Asked to describe his best assets, Coleman said, "My speed, size, burst and my vision and my ability to hit the holes fast."
Watch Coleman's highlight tape and it's easy to see all of those qualities. In a loss to Iowa last season, he tormented the Hawkeyes' defense, rushing for 219 yards — 197 of which came on three carries.
On one memorable run, he breezed by players in Iowa's secondary who were in position to tackle him.
This performance came a week after he says he broke the sesamoid bone in his right foot. Nursing the injury, Coleman pressed on and waited until after the season to have surgery, sacrificing a chance to participate in the combine as a result.
Byron Jones has emerged on fans' radar big time of late. He is beginning to look like the real deal, and could be a multiple threat player for the defense.
Before he switched to cornerback in 2013, Jones was a 12-game starter at safety. He's got the versatility to play both positions, though the Cowboys would likely expect him to claim one of the top three cornerback jobs. Regardless of how it would shake out, he'd create some depth at the cornerback spot.
Nick Eatman looks at some draft possibilities for Dallas, and includes a couple of lesser known names, like this one.
Alex Carter, Stanford - A solid starter for the Cardinal, Carter could be a candidate for the Cowboys at No. 60 in the second round if they don't grab one in the first. He might even slide into the third as well. Carter is a physical corner who likes to jam receivers at the line and also shows great awareness skills to play different schemes. His speed isn't elite, which is one reason he's not considered a first-day pick but good enough to have his name called on Day 2.
Dorial Green-Beckahm is not a player linked to the Cowboys, but you never know what might happen in the draft, and the Sturminator does his due diligence on him. Hmm, what was Helman saying about extra day two picks?
Seldom does someone come along that could be the best receiver of a class on one hand, yet perhaps available on Day 2 of the draft on the other hand. If you are willing to take a chance on a player like this, it could represent value of the highest order. However, there are plenty that would not place him on their board at any level. But, again, at some time you have to look carefully at the highlights and see his unlimited potential and ponder what could happen if Green-Beckham gets his act together and the proper coaching and fire in his belly.
There was a smattering of non-draft stuff as well.
This could at least alleviate some of the off-the-field issues for Rolando McClain.
Cowboys linebacker Rolando McClain's attorneys filed a motion in an Alabama county court to have two misdemeanor charges stemming from a 2013 arrest dismissed.
Last July, McClain was sentenced to 18 days in jail after he was found guilty of disorderly conduct and resisting arrest.
Rob Phillips at the mothership looks at all the current cornerbacks on the roster, but his opening sums up the many issues the team is dealing with.
The position's highest-paid player, Brandon Carr, may or may not be on the team by training camp.
The 2012 sixth overall draft pick, Mo Claiborne, is coming off two knee surgeries since October.
The solid nickel guy from last season, Sterling Moore, is no longer here.
As things stand in mid-April, just over two weeks from opening draft night, there's no question about it: The Cowboys' cornerback situation has far more questions than answers.
It is always wise to keep an eye on the rest of the NFC East.

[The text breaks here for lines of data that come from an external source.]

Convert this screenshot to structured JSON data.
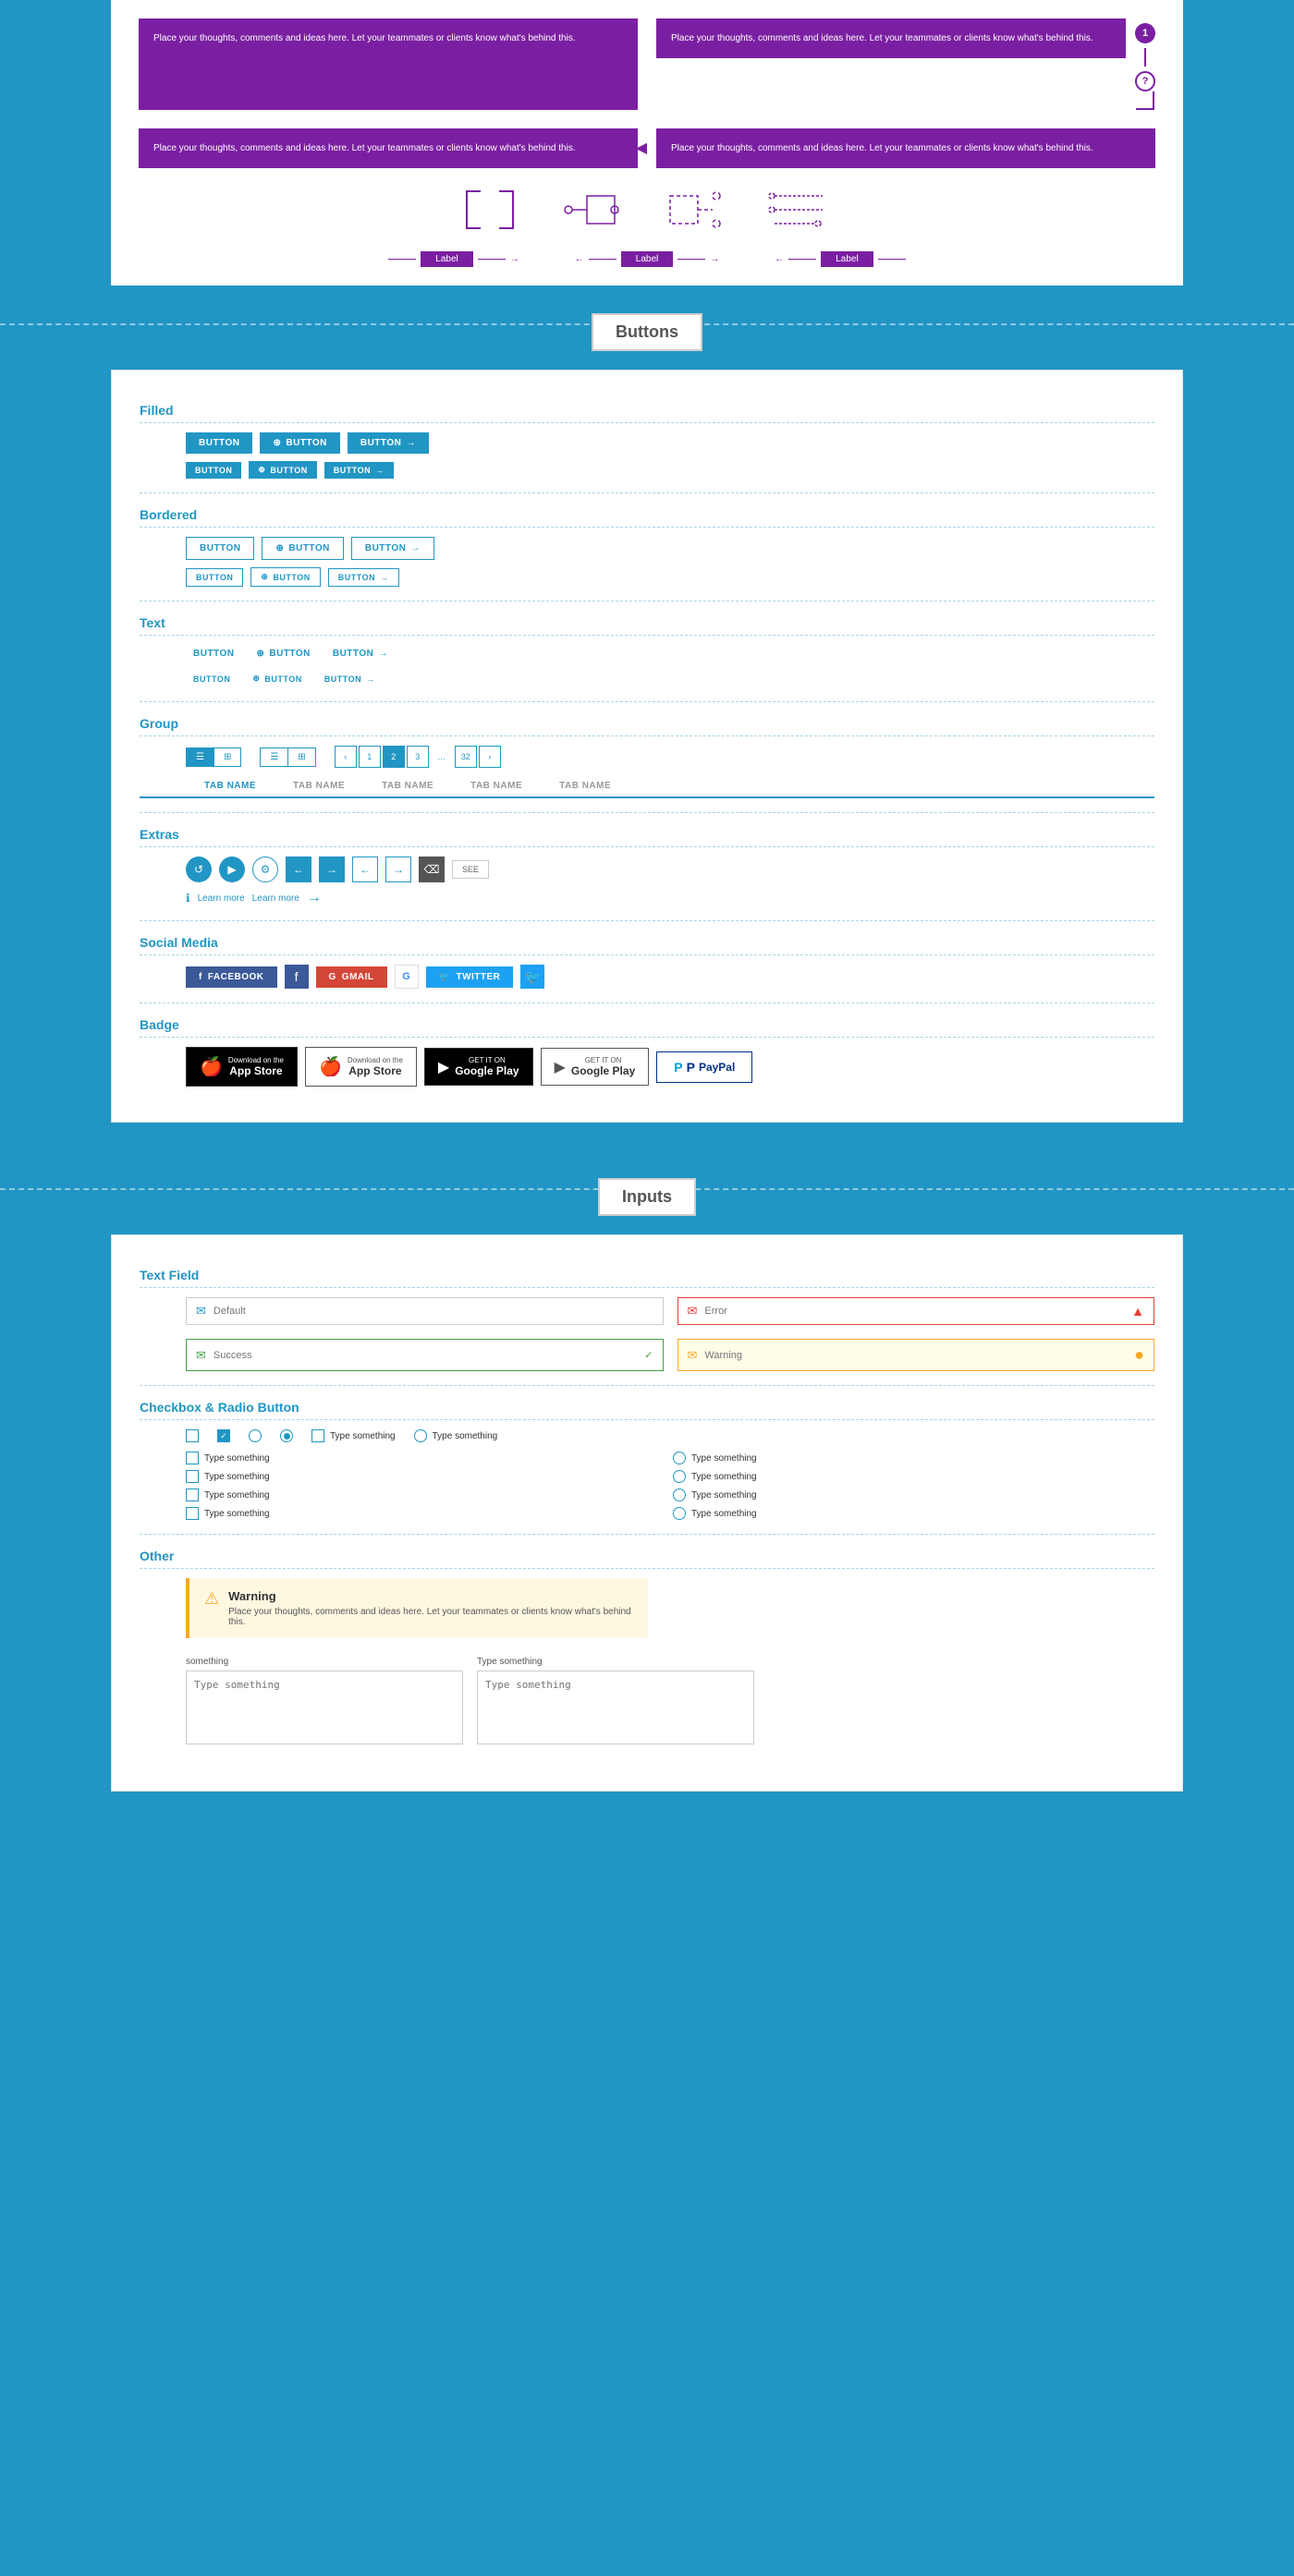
{
  "sections": {
    "buttons_label": "Buttons",
    "inputs_label": "Inputs"
  },
  "top_callouts": [
    {
      "text": "Place your thoughts, comments and ideas here. Let your teammates or clients know what's behind this."
    },
    {
      "text": "Place your thoughts, comments and ideas here. Let your teammates or clients know what's behind this."
    },
    {
      "text": "Place your thoughts, comments and ideas here. Let your teammates or clients know what's behind this."
    },
    {
      "text": "Place your thoughts, comments and ideas here. Let your teammates or clients know what's behind this."
    }
  ],
  "buttons": {
    "filled_label": "Filled",
    "bordered_label": "Bordered",
    "text_label": "Text",
    "group_label": "Group",
    "extras_label": "Extras",
    "social_label": "Social Media",
    "badge_label": "Badge",
    "button_text": "BUTTON",
    "tab_names": [
      "TAB NAME",
      "TAB NAME",
      "TAB NAME",
      "TAB NAME",
      "TAB NAME"
    ],
    "learn_more": "Learn more",
    "facebook": "FACEBOOK",
    "gmail": "GMAIL",
    "twitter": "TWITTER",
    "app_store_1": "App Store",
    "app_store_sub_1": "Download on the",
    "app_store_2": "App Store",
    "app_store_sub_2": "Download on the",
    "google_play_1": "Google Play",
    "google_play_sub_1": "GET IT ON",
    "google_play_2": "Google Play",
    "google_play_sub_2": "GET IT ON",
    "paypal": "PayPal",
    "page_numbers": [
      "1",
      "2",
      "3",
      "32"
    ]
  },
  "inputs": {
    "text_field_label": "Text Field",
    "checkbox_label": "Checkbox & Radio Button",
    "other_label": "Other",
    "default_placeholder": "Default",
    "error_placeholder": "Error",
    "success_placeholder": "Success",
    "warning_placeholder": "Warning",
    "type_something": "Type something",
    "something": "something",
    "warning_title": "Warning",
    "warning_text": "Place your thoughts, comments and ideas here. Let your teammates or clients know what's behind this.",
    "textarea_placeholder": "Type something"
  }
}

Scott McCloughan, the new general manager in Washington, is facing some major issues, not unlike those facing the Cowboys after the team parted ways with Wade Phillips in 2010. And for a change, there are signs of adult supervision going on there.

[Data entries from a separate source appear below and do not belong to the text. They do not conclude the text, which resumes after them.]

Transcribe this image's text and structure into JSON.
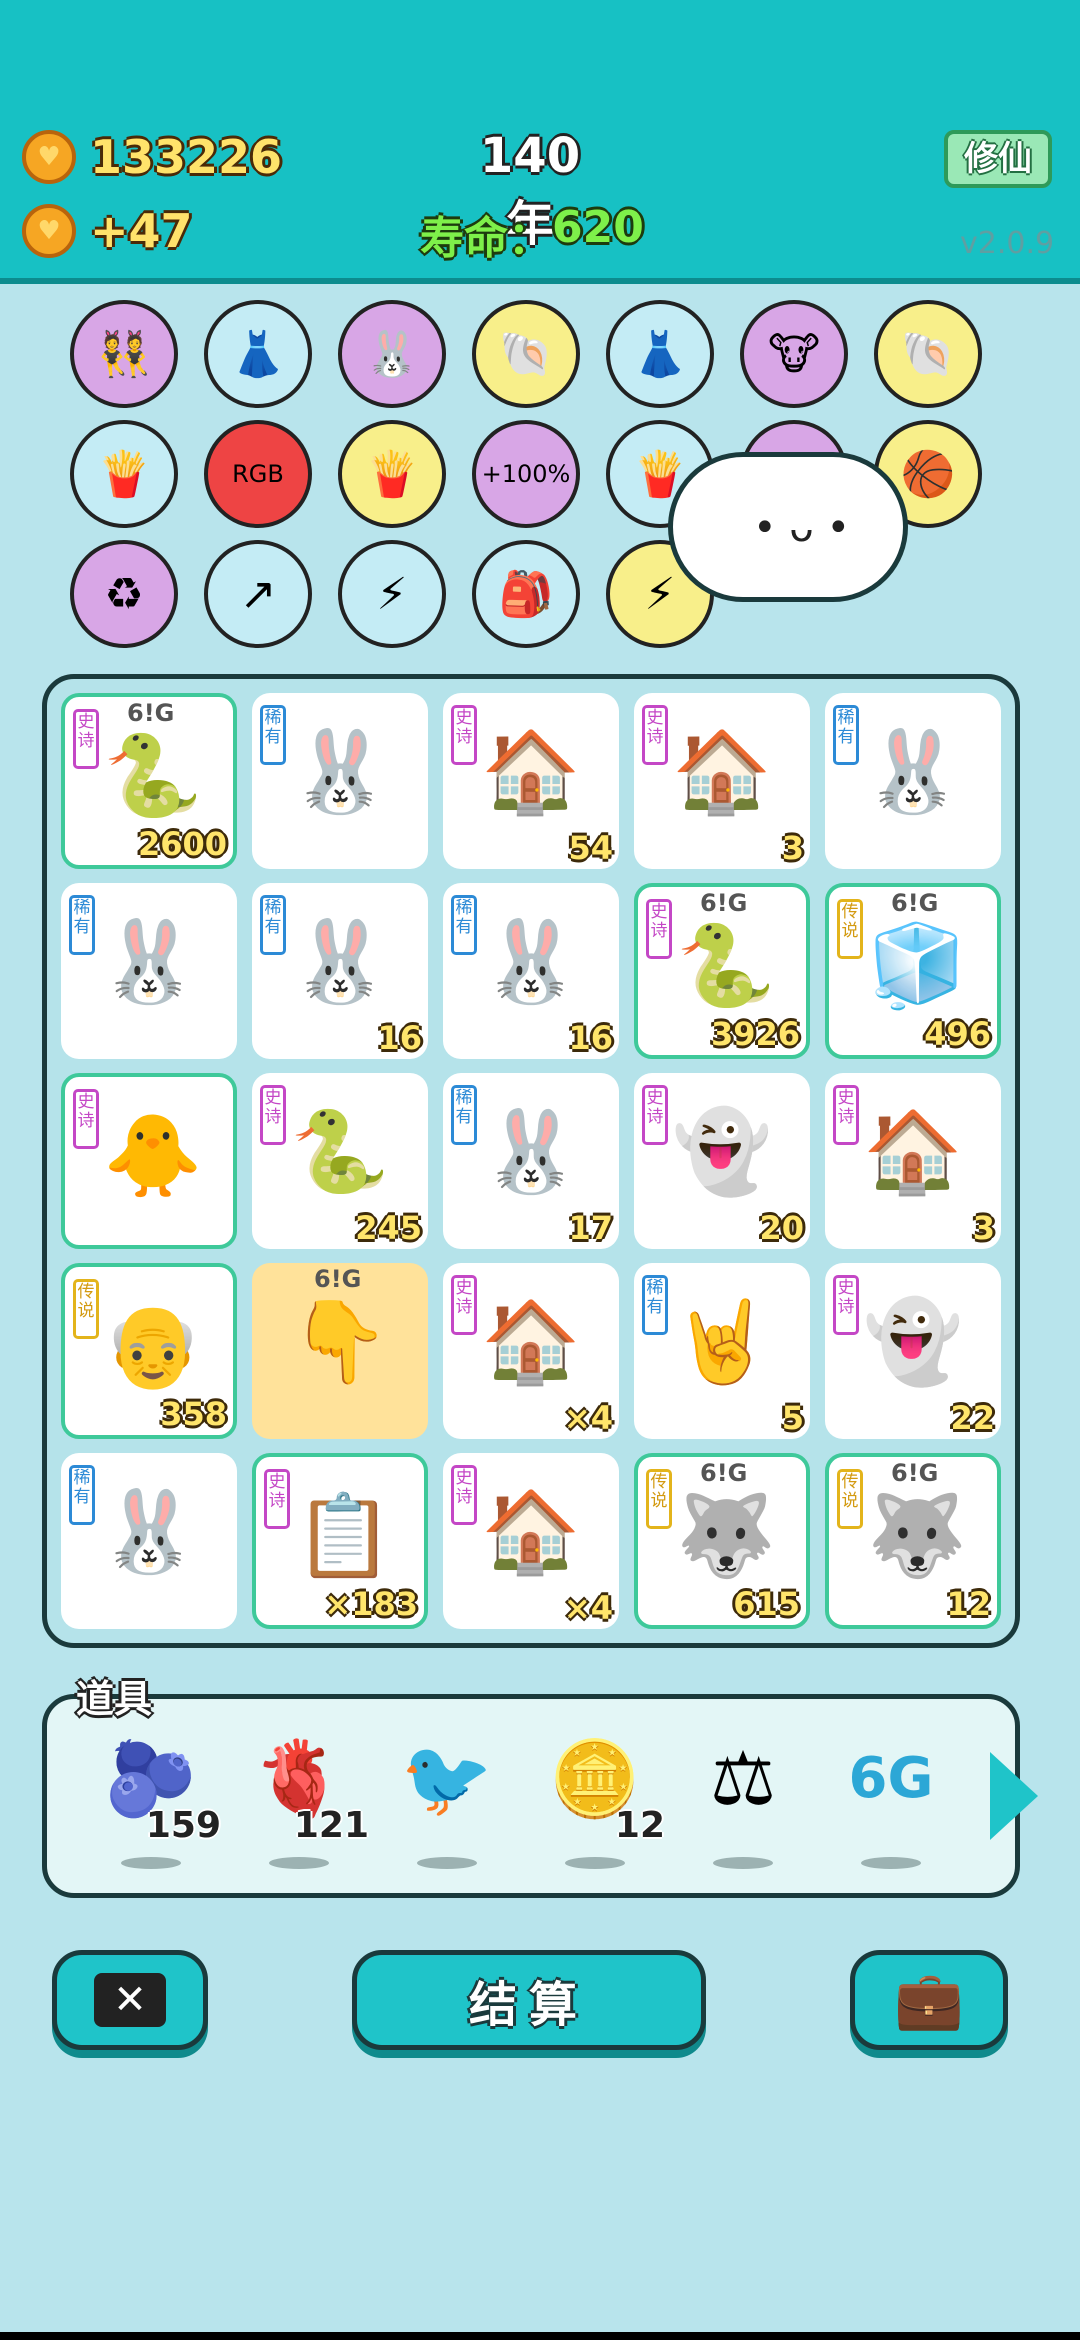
{
  "header": {
    "coins": "133226",
    "income": "+47",
    "year": "140年",
    "lifespan_label": "寿命：",
    "lifespan_value": "620",
    "xiuxian_button": "修仙",
    "version": "v2.0.9"
  },
  "upgrade_icons": [
    {
      "name": "twins",
      "glyph": "👯",
      "bg": "#d8a6e6"
    },
    {
      "name": "skirt",
      "glyph": "👗",
      "bg": "#c4ecf5"
    },
    {
      "name": "rabbit",
      "glyph": "🐰",
      "bg": "#d8a6e6"
    },
    {
      "name": "shell",
      "glyph": "🐚",
      "bg": "#f8ef8a"
    },
    {
      "name": "skirt",
      "glyph": "👗",
      "bg": "#c4ecf5"
    },
    {
      "name": "cow-card",
      "glyph": "🐮",
      "bg": "#d8a6e6"
    },
    {
      "name": "shell",
      "glyph": "🐚",
      "bg": "#f8ef8a"
    },
    {
      "name": "fries",
      "glyph": "🍟",
      "bg": "#c4ecf5"
    },
    {
      "name": "rgb",
      "glyph": "RGB",
      "bg": "#e44"
    },
    {
      "name": "fries",
      "glyph": "🍟",
      "bg": "#f8ef8a"
    },
    {
      "name": "bucket",
      "glyph": "+100%",
      "bg": "#d8a6e6"
    },
    {
      "name": "fries",
      "glyph": "🍟",
      "bg": "#c4ecf5"
    },
    {
      "name": "hidden",
      "glyph": "",
      "bg": "#d8a6e6"
    },
    {
      "name": "basketballs",
      "glyph": "🏀",
      "bg": "#f8ef8a"
    },
    {
      "name": "recycle",
      "glyph": "♻",
      "bg": "#d8a6e6"
    },
    {
      "name": "arrow-box",
      "glyph": "↗",
      "bg": "#c4ecf5"
    },
    {
      "name": "lightning-plant",
      "glyph": "⚡",
      "bg": "#c4ecf5"
    },
    {
      "name": "sack",
      "glyph": "🎒",
      "bg": "#c4ecf5"
    },
    {
      "name": "lightning",
      "glyph": "⚡",
      "bg": "#f8ef8a"
    }
  ],
  "tag_labels": {
    "epic": "史诗",
    "rare": "稀有",
    "legend": "传说"
  },
  "badge_6g": "6!G",
  "board": [
    [
      {
        "tag": "epic",
        "glyph": "🐍",
        "num": "2600",
        "legend": true,
        "badge": true
      },
      {
        "tag": "rare",
        "glyph": "🐰",
        "num": ""
      },
      {
        "tag": "epic",
        "glyph": "🏠",
        "num": "54"
      },
      {
        "tag": "epic",
        "glyph": "🏠",
        "num": "3"
      },
      {
        "tag": "rare",
        "glyph": "🐰",
        "num": ""
      }
    ],
    [
      {
        "tag": "rare",
        "glyph": "🐰",
        "num": ""
      },
      {
        "tag": "rare",
        "glyph": "🐰",
        "num": "16"
      },
      {
        "tag": "rare",
        "glyph": "🐰",
        "num": "16"
      },
      {
        "tag": "epic",
        "glyph": "🐍",
        "num": "3926",
        "legend": true,
        "badge": true
      },
      {
        "tag": "legend",
        "glyph": "🧊",
        "num": "496",
        "legend": true,
        "badge": true
      }
    ],
    [
      {
        "tag": "epic",
        "glyph": "🐥",
        "num": "",
        "legend": true
      },
      {
        "tag": "epic",
        "glyph": "🐍",
        "num": "245"
      },
      {
        "tag": "rare",
        "glyph": "🐰",
        "num": "17"
      },
      {
        "tag": "epic",
        "glyph": "👻",
        "num": "20"
      },
      {
        "tag": "epic",
        "glyph": "🏠",
        "num": "3"
      }
    ],
    [
      {
        "tag": "legend",
        "glyph": "👴",
        "num": "358",
        "legend": true
      },
      {
        "tag": "",
        "glyph": "👇",
        "num": "",
        "gold": true,
        "badge": true
      },
      {
        "tag": "epic",
        "glyph": "🏠",
        "num": "×4"
      },
      {
        "tag": "rare",
        "glyph": "🤘",
        "num": "5"
      },
      {
        "tag": "epic",
        "glyph": "👻",
        "num": "22"
      }
    ],
    [
      {
        "tag": "rare",
        "glyph": "🐰",
        "num": ""
      },
      {
        "tag": "epic",
        "glyph": "📋",
        "num": "×183",
        "legend": true
      },
      {
        "tag": "epic",
        "glyph": "🏠",
        "num": "×4"
      },
      {
        "tag": "legend",
        "glyph": "🐺",
        "num": "615",
        "legend": true,
        "badge": true
      },
      {
        "tag": "legend",
        "glyph": "🐺",
        "num": "12",
        "legend": true,
        "badge": true
      }
    ]
  ],
  "tools_title": "道具",
  "tools": [
    {
      "name": "blueberry",
      "glyph": "🫐",
      "count": "159"
    },
    {
      "name": "liver",
      "glyph": "🫀",
      "count": "121"
    },
    {
      "name": "bird",
      "glyph": "🐦",
      "count": ""
    },
    {
      "name": "coin",
      "glyph": "🪙",
      "count": "12"
    },
    {
      "name": "frame",
      "glyph": "⚖",
      "count": ""
    },
    {
      "name": "6g",
      "glyph": "6G",
      "count": ""
    }
  ],
  "buttons": {
    "close_glyph": "✕",
    "settle": "结算",
    "bag_glyph": "💼"
  }
}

Unlike many previous free agency classes in Washington, there were no big name signings this year. Coming off a 4-12 campaign, the Redskins have been disciplined with their salary cap space. The draft will be used to fill many of their needs.
Dallas connection: Former Cowboys offensive coordinator and offensive line coach Bill Callahan was one of several new additions to Washington's coaching staff, becoming the team's O-line coach.